Art therapy is a form of therapeutic intervention that utilises creative processes, such as drawing, painting, sculpting, and other artistic activities, to promote emotional healing, self-expression, and personal growth. It combines elements of psychology and art to provide individuals with a means of exploring and expressing their thoughts, emotions, and experiences in a non-verbal and creative way.
Art therapy creates a safe and supportive environment for clients to engage in artistic expression. The focus is not on creating aesthetically pleasing artwork but rather on the process of creating and the emotions and insights that arise during that process. Through artmaking, individuals can tap into their subconscious, access deeper emotions, and gain insights into their thoughts and feelings. The artwork becomes a visual representation of their inner world, offering a tangible and symbolic way to explore and communicate their experiences. This can be particularly beneficial for individuals who may struggle with verbal expression or find it difficult to articulate their emotions.
Art therapy can be utilised with individuals of all ages and can be tailored to address various mental, emotional, and behavioural challenges. It is often employed in individual therapy, group therapy, and community settings, and can be integrated into treatment plans for individuals dealing with trauma, grief, depression, anxiety, stress, self-esteem issues, and more.
Art therapy can be a powerful tool for personal growth and healing. Here's how art therapy can support your journey:
1. Self-Expression and Reflection

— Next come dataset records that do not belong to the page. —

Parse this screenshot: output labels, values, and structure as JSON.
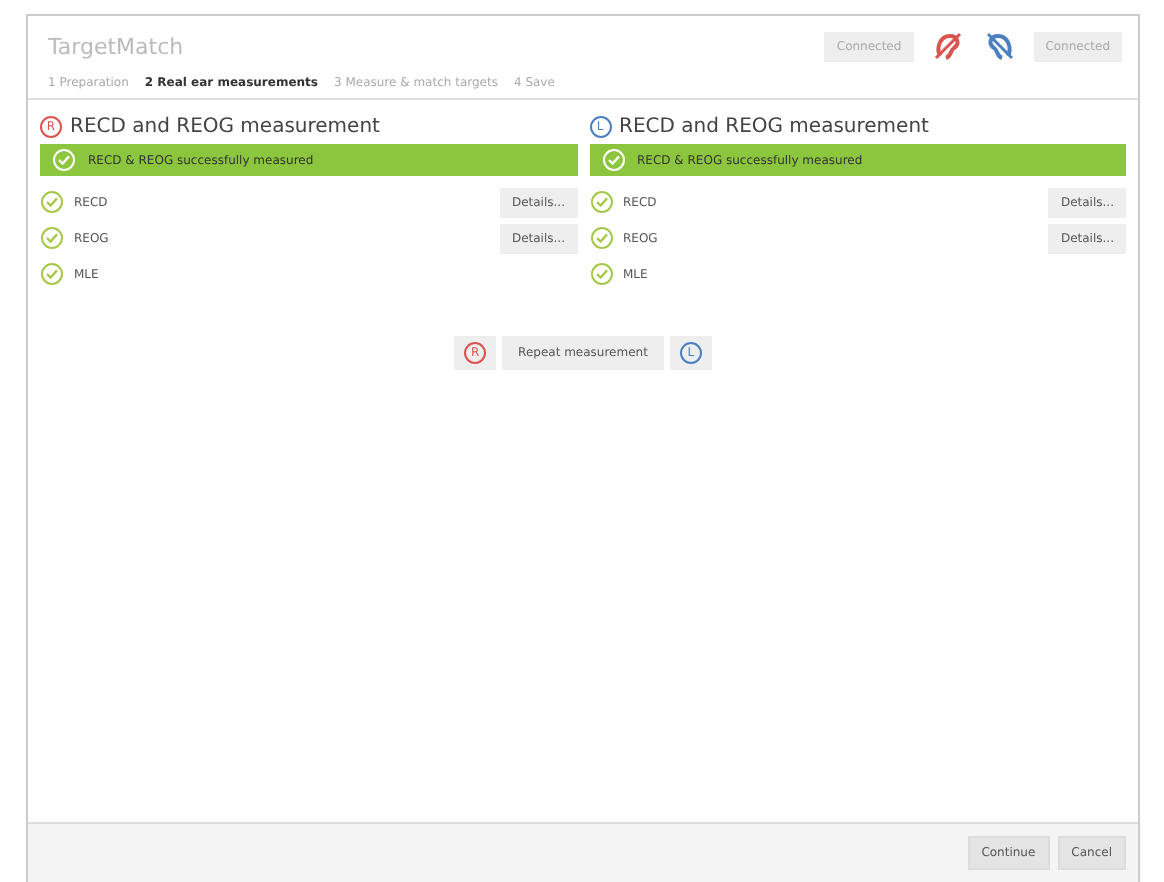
{
  "window": {
    "title": "TargetMatch"
  },
  "connections": [
    {
      "label": "Connected",
      "color": "#d9534f"
    },
    {
      "label": "Connected",
      "color": "#4a7fc1"
    }
  ],
  "steps": [
    {
      "label": "1 Preparation",
      "selected": false
    },
    {
      "label": "2 Real ear measurements",
      "selected": true
    },
    {
      "label": "3 Measure & match targets",
      "selected": false
    },
    {
      "label": "4 Save",
      "selected": false
    }
  ],
  "panels": [
    {
      "badge": "R",
      "color": "#d9534f",
      "title": "RECD and REOG measurement",
      "banner": "RECD & REOG successfully measured",
      "items": [
        {
          "label": "RECD",
          "button": "Details..."
        },
        {
          "label": "REOG",
          "button": "Details..."
        },
        {
          "label": "MLE"
        }
      ]
    },
    {
      "badge": "L",
      "color": "#4a7fc1",
      "title": "RECD and REOG measurement",
      "banner": "RECD & REOG successfully measured",
      "items": [
        {
          "label": "RECD",
          "button": "Details..."
        },
        {
          "label": "REOG",
          "button": "Details..."
        },
        {
          "label": "MLE"
        }
      ]
    }
  ],
  "repeat": {
    "left_badge": "R",
    "label": "Repeat measurement",
    "right_badge": "L"
  },
  "footer_buttons": [
    "Continue",
    "Cancel"
  ]
}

Art therapy provides a safe and non-judgmental space for you to express yourself creatively. Through the process of creating art, you can explore your emotions, thoughts, and experiences in a visual and symbolic way. This self-expression can foster self-awareness and help you gain insight into your inner world.
2. Emotional Release and Processing
Artmaking can serve as an outlet for releasing and processing emotions. When you engage in artistic activities, you can tap into your subconscious and access deeper emotions that may be difficult to express verbally. Art provides a means to express and explore complex or overwhelming emotions, leading to catharsis and emotional release.
3. Empowerment and Self-Esteem
Engaging in art therapy can boost your self-esteem and empower you. As you create artwork and witness your creative expression, you develop a sense of accomplishment and confidence. The act of making choices, experimenting, and seeing your ideas come to life in art can enhance feelings of self-worth and personal agency.
4. Stress reduction and Relaxation
The creative process in art therapy can be calming and therapeutic. Engaging in art-making activities can reduce stress, promote relaxation, and provide a sense of relief. Focusing on the present moment while creating art can be meditative and offer a break from daily stressors.
5. Personal Growth and Self-Discovery
Art therapy can facilitate personal growth and transformation. Through artmaking, you may uncover new insights, discover different aspects of your identity, and gain a deeper understanding of yourself. Art can serve as a tool for exploration, self-reflection, and self-discovery, fostering personal growth and positive change.
6. Coping Skills and Resilience
Art therapy can help you develop coping skills and enhance resilience. As you engage in the creative process, you can experiment with different techniques, problem-solving strategies, and adaptive approaches. Artmaking can teach you to tolerate and manage distress, develop new ways of coping, and build resilience in the face of challenges.
7. Integration and Closure
Art therapy can support the process of integrating and making sense of difficult experiences. Through the creation of artwork, you can externalise and examine your experiences from a different perspective. This can aid in the process of closure, acceptance, and moving forward on your healing journey.
The healing effects of art therapy may vary for each individual. The therapeutic relationship with the art therapist, the individual's engagement and commitment, and the specific goals of therapy all contribute to the overall healing process.